(Dataset entries)
★ ★ ★

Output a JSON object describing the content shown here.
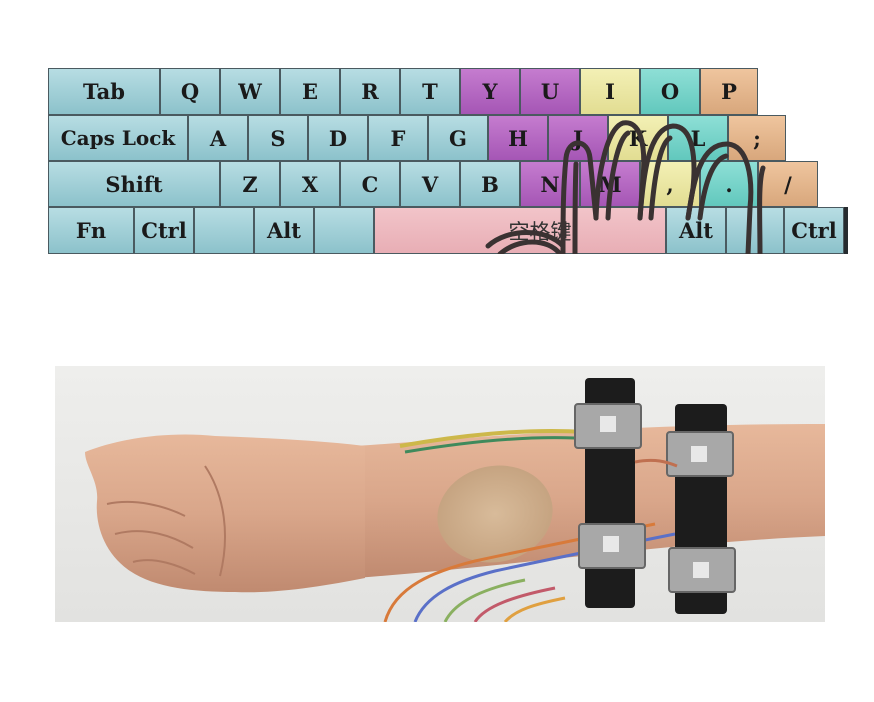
{
  "keyboard": {
    "row1": [
      "Tab",
      "Q",
      "W",
      "E",
      "R",
      "T",
      "Y",
      "U",
      "I",
      "O",
      "P"
    ],
    "row2": [
      "Caps Lock",
      "A",
      "S",
      "D",
      "F",
      "G",
      "H",
      "J",
      "K",
      "L",
      ";"
    ],
    "row3": [
      "Shift",
      "Z",
      "X",
      "C",
      "V",
      "B",
      "N",
      "M",
      ",",
      ".",
      "/"
    ],
    "row4": [
      "Fn",
      "Ctrl",
      "",
      "Alt",
      "",
      "空格键",
      "Alt",
      "",
      "Ctrl"
    ]
  },
  "colors": {
    "key_cyan": "#a2d0d8",
    "key_purple": "#b466c2",
    "key_yellow": "#ece7a3",
    "key_teal": "#78d4ca",
    "key_tan": "#e4b68d",
    "key_pink": "#eebabf",
    "skin": "#d9a98c",
    "band": "#1c1c1c"
  }
}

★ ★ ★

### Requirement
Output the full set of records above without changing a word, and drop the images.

### Answer to this problem
Output a JSON object describing the content shown here.
{
  "keyboard": {
    "row1": [
      "Tab",
      "Q",
      "W",
      "E",
      "R",
      "T",
      "Y",
      "U",
      "I",
      "O",
      "P"
    ],
    "row2": [
      "Caps Lock",
      "A",
      "S",
      "D",
      "F",
      "G",
      "H",
      "J",
      "K",
      "L",
      ";"
    ],
    "row3": [
      "Shift",
      "Z",
      "X",
      "C",
      "V",
      "B",
      "N",
      "M",
      ",",
      ".",
      "/"
    ],
    "row4": [
      "Fn",
      "Ctrl",
      "",
      "Alt",
      "",
      "空格键",
      "Alt",
      "",
      "Ctrl"
    ]
  },
  "colors": {
    "key_cyan": "#a2d0d8",
    "key_purple": "#b466c2",
    "key_yellow": "#ece7a3",
    "key_teal": "#78d4ca",
    "key_tan": "#e4b68d",
    "key_pink": "#eebabf",
    "skin": "#d9a98c",
    "band": "#1c1c1c"
  }
}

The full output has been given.